Dr. Robert Butler, the first Director of the National Institute on Aging, coined the term in 1969 at a time when our growing recognition of racism and sexism was fueling social change. But he first recognized decades earlier when, as a young and idealistic medical student, he was horrified to witness his fellow residents and students routinely refer to older people as “geezers” and “old witches” and trivialize their very real needs. Since then, many activists and researchers have documented the pervasive presence of ageist stereotypes in social attitudes, practices, and policies.
Age-based stereotypes: what are they?
The most common ageist stereotypes are negative, reflecting the ageist assumptions that all or most older adults are demented, weak, incompetent, disabled, or cranky.
- How often have you seen someone speak to an elderly person as they would to a child? Or speak loudly assuming that all older adults have hearing impairments? Or assume that if a young adult loses forgets something, they are simply forgetful but label the same behavior in an older person as ‘senile’?

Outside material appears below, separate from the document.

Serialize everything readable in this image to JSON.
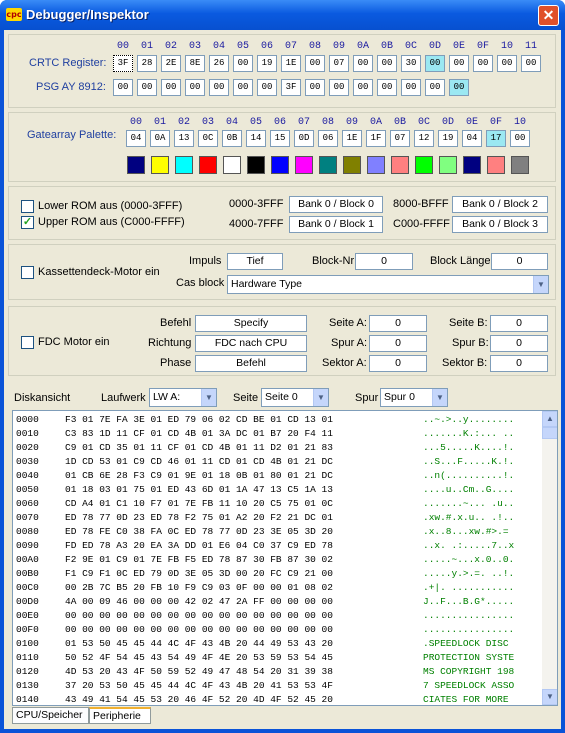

A few stereotypes are superficially positive, such as the “cuddly and cute little old lady” stereotype. But these stereotypes also disempower older adults because they discourage people from treating them as capable adults with the usual human range of complex capacities, attitudes, and needs.
The price we all pay for ageism
Ageism—which permeates our social practices, behaviors, polities, and attitudes—hurts all of us.
From an individual perspective, these beliefs and assumptions can ‘get under our skin’ and create the very outcomes we fear.
- A study by Yale researcher Becca Levy and colleagues followed several hundred older adults for more than two decades. Researchers found that people who had internalized more negative attitudes towards aging were significantly more likely to suffer impairments and need nursing home care, and died on average 7-1/2 years earlier than people with more negative attitudes towards aging.
From a societal perspective, ageism causes us to accept discriminatory practices as ‘natural’:
- Just as we ‘assumed’ (with lots of social training and cues) that housing and employment should be based on skin color, we accept that older people should be segregated in special housing (to “help” them) and fail to protest hiring practices discriminate against older adults.
From a generational perspective, ageism places enormous pressures on young people to achieve everything in the first half of their adulthood (and somehow save enough to fund a forty-year retirement) and prevents the full participation, potential for growth, and engagement of older adults in all aspects of culture.
Ageism prevents us from developing an affirmative vision for a full human life and a vital multigenerational society.
How do we change it?
Individually and culturally, we need to:
- Recognize ageism (in ourselves as well as in social practices and policies) by raising our own awareness and consciousness;
- Challenge ageist assumptions and stereotypes through education, advocacy, and protest;
- Develop new social maps that embrace our full human journey, including the second half of adulthood.